Shunji Karube, a former 400 meters runner and now a sports professor at Hosei University in Tokyo (here’s his blog in Japanese), has been researching running and relays for a long time. Since 2014, he has worked for the Japan Association of Athletics Federations (JAAF) on improving and researching the relay race.
My experience with Japanese problem solving is that they look at many, many different solutions and try out a lot of them. At one point, Karube addressed the problem of putting the hand on top of the other in the baton handover process (I assume involving many other runners and experts to tackle the problem)… and found a solution.
Indeed, Japanese relay runners do tend to put their hands on top of each other during the handover. It doesn’t look easy, but they manage it effortlessly. (It actually reminds me of how to hold a Japanese sword, of which I know a little bit more as the proud holder of the 6th kyu in Kendo. If you know martial arts, you know that this is the level of six-year-old in Japan… nevermind, I am just trying to impress you with fancy Japanese words. Isn’t that what lean is about?!)
The above sketch gives you an idea of the standard deployed by the team (there is much more that I don’t know about): the receiver spreads his hand wide and the previous runner slides the baton forward, right in the web of the thumb. The receiver grabs the baton and the previous runner pulls his hand out from underneath the next runner’s hand. (The French have a similar approach, but with an upward sweep.)
There are definitely verbal cues involved, so the next runner doesn’t have to look over his shoulder. Synchronizing the steps is critical here, and it is already common to hand over left hand to right hand or vice versa and to give the fastest runner the final stretch to run. (I am sure Karube looked into this too.) In Rio, the Japanese team also considered the reliability of the handover – baton passes are notoriously tricky and many teams in world-class races have failed or disqualified themselves due to a faulty pass.
They also tweaked the technique to improve the distance between runners during the handover. The further apart the runners are, the less they have to actually run. Compared to 2008 they improved by almost one meter per handover, turning a 4x100m relay into a 100+3×99 meters race. Here, the previous runner does most of the reaching out. Naturally, they also optimized the time for the handover, requiring much less fiddling than other teams.
The shoulder position was improved.
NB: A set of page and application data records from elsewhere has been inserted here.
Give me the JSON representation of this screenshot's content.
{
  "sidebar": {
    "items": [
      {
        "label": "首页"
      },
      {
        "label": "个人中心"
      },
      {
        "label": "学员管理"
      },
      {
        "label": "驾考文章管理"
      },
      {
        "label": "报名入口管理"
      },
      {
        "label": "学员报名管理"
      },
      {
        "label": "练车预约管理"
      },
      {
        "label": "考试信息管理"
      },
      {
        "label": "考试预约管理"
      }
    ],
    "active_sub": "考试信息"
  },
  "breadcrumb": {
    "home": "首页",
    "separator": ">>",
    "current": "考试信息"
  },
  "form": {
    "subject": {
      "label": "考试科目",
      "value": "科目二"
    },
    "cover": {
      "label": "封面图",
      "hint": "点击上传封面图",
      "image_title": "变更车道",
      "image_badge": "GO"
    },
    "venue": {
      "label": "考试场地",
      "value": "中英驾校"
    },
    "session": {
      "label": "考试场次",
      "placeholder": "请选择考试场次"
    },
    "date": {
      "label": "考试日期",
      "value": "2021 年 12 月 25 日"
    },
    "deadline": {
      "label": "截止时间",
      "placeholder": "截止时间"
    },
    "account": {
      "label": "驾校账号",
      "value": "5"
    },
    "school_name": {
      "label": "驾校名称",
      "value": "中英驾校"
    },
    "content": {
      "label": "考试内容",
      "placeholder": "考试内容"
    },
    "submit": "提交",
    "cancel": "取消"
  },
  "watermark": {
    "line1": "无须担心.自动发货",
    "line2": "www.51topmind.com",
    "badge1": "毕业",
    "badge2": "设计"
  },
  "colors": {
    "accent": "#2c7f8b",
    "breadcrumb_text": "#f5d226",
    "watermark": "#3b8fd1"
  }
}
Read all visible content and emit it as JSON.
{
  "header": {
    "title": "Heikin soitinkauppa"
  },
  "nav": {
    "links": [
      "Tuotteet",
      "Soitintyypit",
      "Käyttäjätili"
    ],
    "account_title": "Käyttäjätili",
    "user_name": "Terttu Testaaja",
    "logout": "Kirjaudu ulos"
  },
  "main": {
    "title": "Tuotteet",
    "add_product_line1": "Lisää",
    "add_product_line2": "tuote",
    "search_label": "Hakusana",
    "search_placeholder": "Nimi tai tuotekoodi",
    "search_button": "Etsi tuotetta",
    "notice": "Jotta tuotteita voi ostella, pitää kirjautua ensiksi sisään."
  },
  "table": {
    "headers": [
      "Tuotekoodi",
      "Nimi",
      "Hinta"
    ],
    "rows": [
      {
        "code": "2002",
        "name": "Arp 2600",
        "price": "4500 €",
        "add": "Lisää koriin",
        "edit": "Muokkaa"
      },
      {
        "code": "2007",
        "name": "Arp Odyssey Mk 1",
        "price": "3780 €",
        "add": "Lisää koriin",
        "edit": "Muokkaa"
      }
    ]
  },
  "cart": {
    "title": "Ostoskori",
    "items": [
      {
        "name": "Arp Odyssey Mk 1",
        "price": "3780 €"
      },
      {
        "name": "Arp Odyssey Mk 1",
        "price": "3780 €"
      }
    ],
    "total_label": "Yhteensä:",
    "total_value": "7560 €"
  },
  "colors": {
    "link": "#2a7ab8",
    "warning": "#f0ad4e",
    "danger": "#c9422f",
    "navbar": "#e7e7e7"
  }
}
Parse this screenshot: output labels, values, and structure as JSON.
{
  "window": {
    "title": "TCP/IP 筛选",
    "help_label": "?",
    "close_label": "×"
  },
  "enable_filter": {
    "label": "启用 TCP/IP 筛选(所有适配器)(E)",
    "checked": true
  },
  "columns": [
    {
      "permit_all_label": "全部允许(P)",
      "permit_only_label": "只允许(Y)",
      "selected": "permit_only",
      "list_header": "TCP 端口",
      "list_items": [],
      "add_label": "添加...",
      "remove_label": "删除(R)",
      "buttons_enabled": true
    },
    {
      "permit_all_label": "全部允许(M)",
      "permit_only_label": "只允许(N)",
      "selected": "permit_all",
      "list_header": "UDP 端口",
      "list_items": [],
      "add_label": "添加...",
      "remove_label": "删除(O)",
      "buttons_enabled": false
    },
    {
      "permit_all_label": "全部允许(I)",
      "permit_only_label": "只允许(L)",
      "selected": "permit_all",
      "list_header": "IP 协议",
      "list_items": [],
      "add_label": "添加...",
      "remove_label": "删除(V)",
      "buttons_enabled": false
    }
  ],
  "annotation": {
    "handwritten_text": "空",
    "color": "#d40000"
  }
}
Previously the shoulders of the next runner tilted to the right by about 15 degrees when receiving in the left hand. Now, the shoulders are almost level. The team also researched other things, like the optimal handover point (middle of the zone, except for the first runner, where it is the last third) or adjusting the trigger point signaling the next runner to start. They used three high-speed cameras to support their research.
Getting the standard to the athletes was the next step. Because the team is put together shortly before the Olympics, Karube worked with the potential candidates for six months to extensively train them in the best possible handover. In contrast, the Jamaican team practiced only a few times before the actual race.
There is no standard that cannot be improved, of course, and Karube has been focusing on how to further optimize the baton-passing process to make the Japanese team even faster. After all, the next Olympic Games, in 2020, will be in Tokyo… no doubt winning a gold medal on their home turf would do the team very proud!
Many thanks to Prof. Shunji Karube for his input and the permission to use his photo.
This article is also available on Christoph’s blog All About Lean – head there for great advice and analysis.
Christoph Roser is a professor of production management at the Karlsruhe University of Applied Sciences. He writes based on decades of experience in implementing, researching, and teaching lean manufacturing, including five years working at and researching for Toyota in Japan.